from Bridgewater to Urbana)
and that year won
yep that guy!
Andrew, Kyle and me; Christmas 2015
And now,
right now,
My 54 year old self is laughing
just a little
for that girl
who wrote poems 
in her journal
and imagined
never having to speak in front of anyone
except a gentle crowd
at a book signing
at which she would read
just a few poems

for that girl who
read poems
at a poetry slam
at her old high school
in her twenties
her body betraying
her fear
in shivers she could not shake
but she read,
she read
to that room of teenagers
and their teachers
and showed them all
especially herself
that yes, a Brockton girl
can do any thing
even if her guidance counselors
dissuade her from college
and suggest she has gone
way, way
beyond her raising!

Am I a writer yet?
My almost 55 year old self

(This is the 50s baby! My midwife told me I'd be different once I moved through menopause...and right on schedule, I am reflecting on the past and contemplating the future - what I'll leave behind, what I've done. How about you?)

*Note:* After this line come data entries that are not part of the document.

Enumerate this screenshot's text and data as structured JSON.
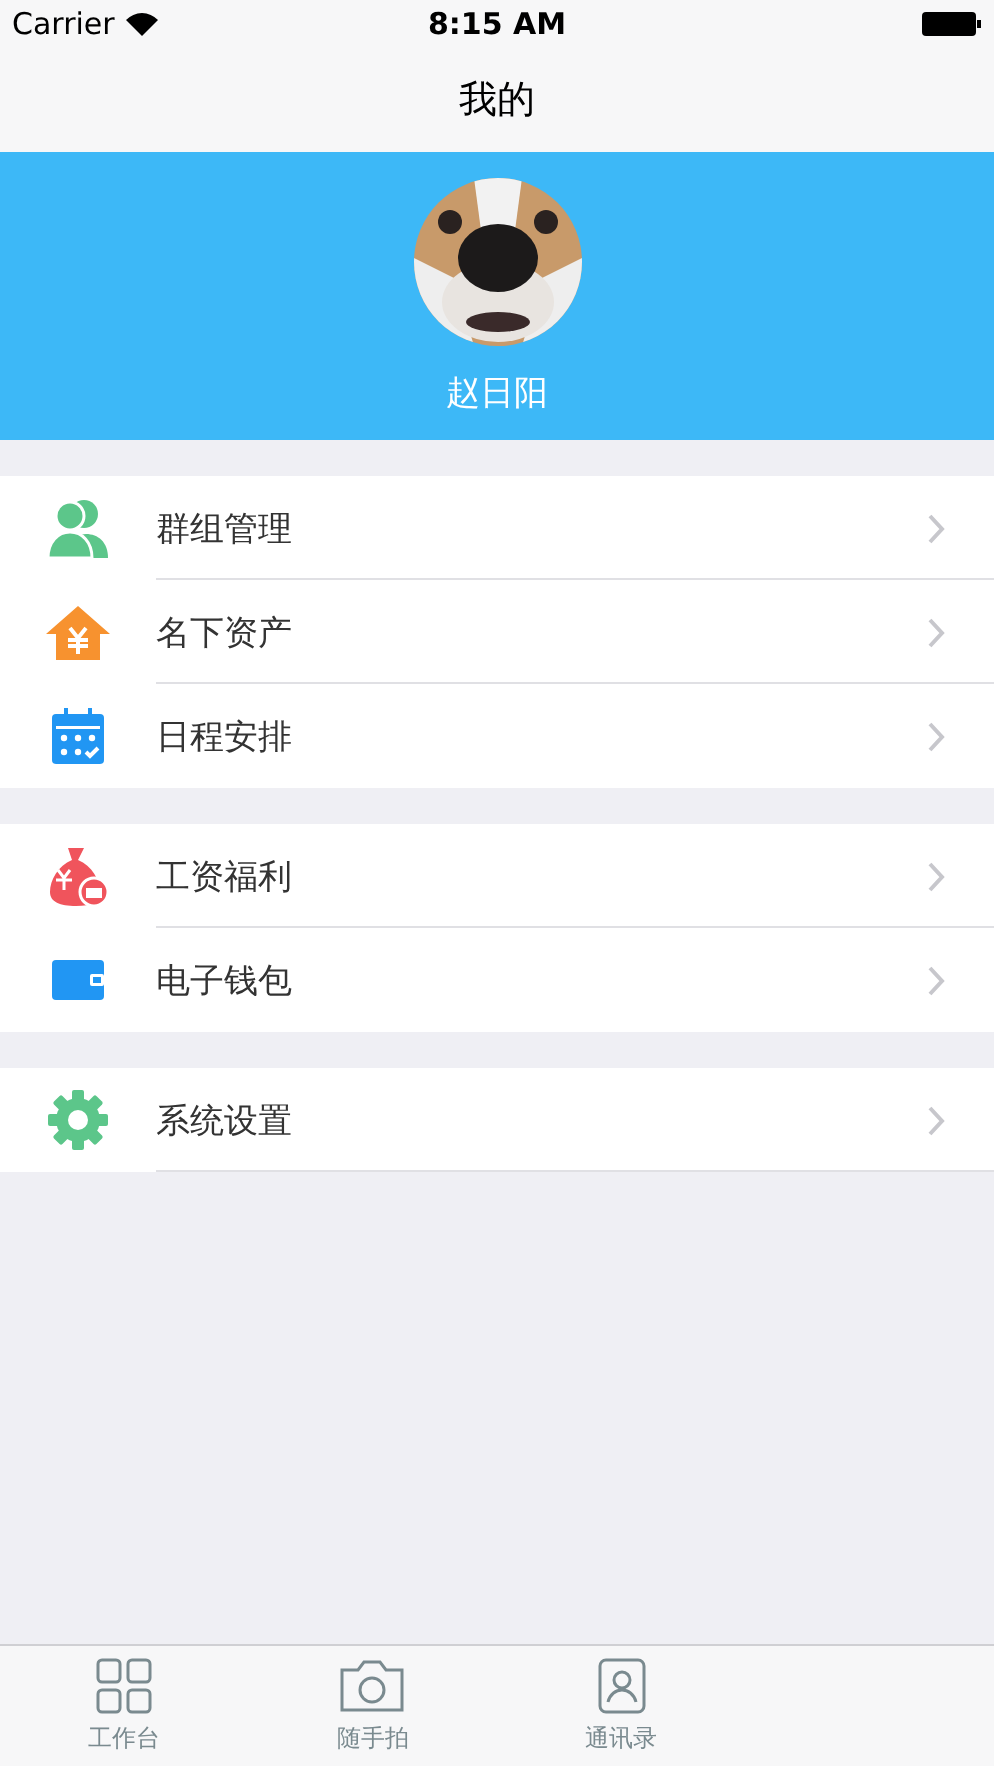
{
  "status_bar": {
    "carrier": "Carrier",
    "time": "8:15 AM"
  },
  "nav": {
    "title": "我的"
  },
  "profile": {
    "name": "赵日阳"
  },
  "groups": [
    {
      "items": [
        {
          "kind": "people",
          "label": "群组管理"
        },
        {
          "kind": "house",
          "label": "名下资产"
        },
        {
          "kind": "calendar",
          "label": "日程安排"
        }
      ]
    },
    {
      "items": [
        {
          "kind": "moneybag",
          "label": "工资福利"
        },
        {
          "kind": "wallet",
          "label": "电子钱包"
        }
      ]
    },
    {
      "items": [
        {
          "kind": "gear",
          "label": "系统设置"
        }
      ]
    }
  ],
  "tab_bar": [
    {
      "kind": "grid",
      "label": "工作台",
      "selected": false
    },
    {
      "kind": "camera",
      "label": "随手拍",
      "selected": false
    },
    {
      "kind": "contacts",
      "label": "通讯录",
      "selected": false
    }
  ]
}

(A man, who eventually became a dear congregant, asked me last year after the first time he heard me preach: What do you call your preaching style? I said I didn't have a name for it. I asked what he would call my style. He said he didn't want to tell me. He said it might hurt my feelings. I said, go ahead. I can take it. He said, strident. I sat with that for a while. Eventually, he added, and I mean eventually, like months later, he said, you know I think now I'd say your sermons are provocative but I'm still stumped on the style. Thanks, I said. I would say, now that my style, of writing and delivery, is poetic. He smiled.)